How to complete this task:
The listing below is to be reproduced in full, character for character.

Data for review:

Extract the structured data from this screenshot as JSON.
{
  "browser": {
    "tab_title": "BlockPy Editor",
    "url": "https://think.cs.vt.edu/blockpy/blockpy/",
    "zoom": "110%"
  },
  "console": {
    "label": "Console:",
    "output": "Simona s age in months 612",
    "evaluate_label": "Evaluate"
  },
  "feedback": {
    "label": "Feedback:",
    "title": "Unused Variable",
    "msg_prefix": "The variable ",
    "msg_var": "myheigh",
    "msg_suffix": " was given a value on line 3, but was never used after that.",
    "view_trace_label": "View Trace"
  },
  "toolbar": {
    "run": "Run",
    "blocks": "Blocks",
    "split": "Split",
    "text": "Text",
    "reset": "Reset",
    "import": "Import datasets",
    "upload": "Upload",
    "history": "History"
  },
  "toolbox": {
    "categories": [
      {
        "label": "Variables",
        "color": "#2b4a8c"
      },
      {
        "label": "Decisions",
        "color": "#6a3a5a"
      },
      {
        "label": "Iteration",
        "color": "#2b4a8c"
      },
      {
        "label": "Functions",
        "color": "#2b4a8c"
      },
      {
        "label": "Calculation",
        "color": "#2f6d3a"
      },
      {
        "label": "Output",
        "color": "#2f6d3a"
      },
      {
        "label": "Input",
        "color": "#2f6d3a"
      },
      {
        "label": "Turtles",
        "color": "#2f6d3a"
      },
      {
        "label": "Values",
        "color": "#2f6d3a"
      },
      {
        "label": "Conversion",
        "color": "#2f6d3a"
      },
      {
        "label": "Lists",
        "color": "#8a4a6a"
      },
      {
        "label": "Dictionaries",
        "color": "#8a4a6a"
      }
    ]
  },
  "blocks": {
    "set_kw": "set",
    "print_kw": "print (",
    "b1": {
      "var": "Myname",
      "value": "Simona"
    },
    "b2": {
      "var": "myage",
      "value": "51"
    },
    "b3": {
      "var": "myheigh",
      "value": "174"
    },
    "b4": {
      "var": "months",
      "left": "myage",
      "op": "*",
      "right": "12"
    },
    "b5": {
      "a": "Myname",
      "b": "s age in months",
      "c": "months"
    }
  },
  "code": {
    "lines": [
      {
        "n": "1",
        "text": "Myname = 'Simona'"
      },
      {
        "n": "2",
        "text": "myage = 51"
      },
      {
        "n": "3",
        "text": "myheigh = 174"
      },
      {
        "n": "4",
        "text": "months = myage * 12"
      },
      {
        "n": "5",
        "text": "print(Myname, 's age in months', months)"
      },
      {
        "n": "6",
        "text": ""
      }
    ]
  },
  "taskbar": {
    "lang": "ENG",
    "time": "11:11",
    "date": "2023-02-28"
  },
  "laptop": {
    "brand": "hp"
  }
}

Task response:
Extract the structured data from this screenshot as JSON.
{
  "browser": {
    "tab_title": "BlockPy Editor",
    "url": "https://think.cs.vt.edu/blockpy/blockpy/",
    "zoom": "110%"
  },
  "console": {
    "label": "Console:",
    "output": "Simona s age in months 612",
    "evaluate_label": "Evaluate"
  },
  "feedback": {
    "label": "Feedback:",
    "title": "Unused Variable",
    "msg_prefix": "The variable ",
    "msg_var": "myheigh",
    "msg_suffix": " was given a value on line 3, but was never used after that.",
    "view_trace_label": "View Trace"
  },
  "toolbar": {
    "run": "Run",
    "blocks": "Blocks",
    "split": "Split",
    "text": "Text",
    "reset": "Reset",
    "import": "Import datasets",
    "upload": "Upload",
    "history": "History"
  },
  "toolbox": {
    "categories": [
      {
        "label": "Variables",
        "color": "#2b4a8c"
      },
      {
        "label": "Decisions",
        "color": "#6a3a5a"
      },
      {
        "label": "Iteration",
        "color": "#2b4a8c"
      },
      {
        "label": "Functions",
        "color": "#2b4a8c"
      },
      {
        "label": "Calculation",
        "color": "#2f6d3a"
      },
      {
        "label": "Output",
        "color": "#2f6d3a"
      },
      {
        "label": "Input",
        "color": "#2f6d3a"
      },
      {
        "label": "Turtles",
        "color": "#2f6d3a"
      },
      {
        "label": "Values",
        "color": "#2f6d3a"
      },
      {
        "label": "Conversion",
        "color": "#2f6d3a"
      },
      {
        "label": "Lists",
        "color": "#8a4a6a"
      },
      {
        "label": "Dictionaries",
        "color": "#8a4a6a"
      }
    ]
  },
  "blocks": {
    "set_kw": "set",
    "print_kw": "print (",
    "b1": {
      "var": "Myname",
      "value": "Simona"
    },
    "b2": {
      "var": "myage",
      "value": "51"
    },
    "b3": {
      "var": "myheigh",
      "value": "174"
    },
    "b4": {
      "var": "months",
      "left": "myage",
      "op": "*",
      "right": "12"
    },
    "b5": {
      "a": "Myname",
      "b": "s age in months",
      "c": "months"
    }
  },
  "code": {
    "lines": [
      {
        "n": "1",
        "text": "Myname = 'Simona'"
      },
      {
        "n": "2",
        "text": "myage = 51"
      },
      {
        "n": "3",
        "text": "myheigh = 174"
      },
      {
        "n": "4",
        "text": "months = myage * 12"
      },
      {
        "n": "5",
        "text": "print(Myname, 's age in months', months)"
      },
      {
        "n": "6",
        "text": ""
      }
    ]
  },
  "taskbar": {
    "lang": "ENG",
    "time": "11:11",
    "date": "2023-02-28"
  },
  "laptop": {
    "brand": "hp"
  }
}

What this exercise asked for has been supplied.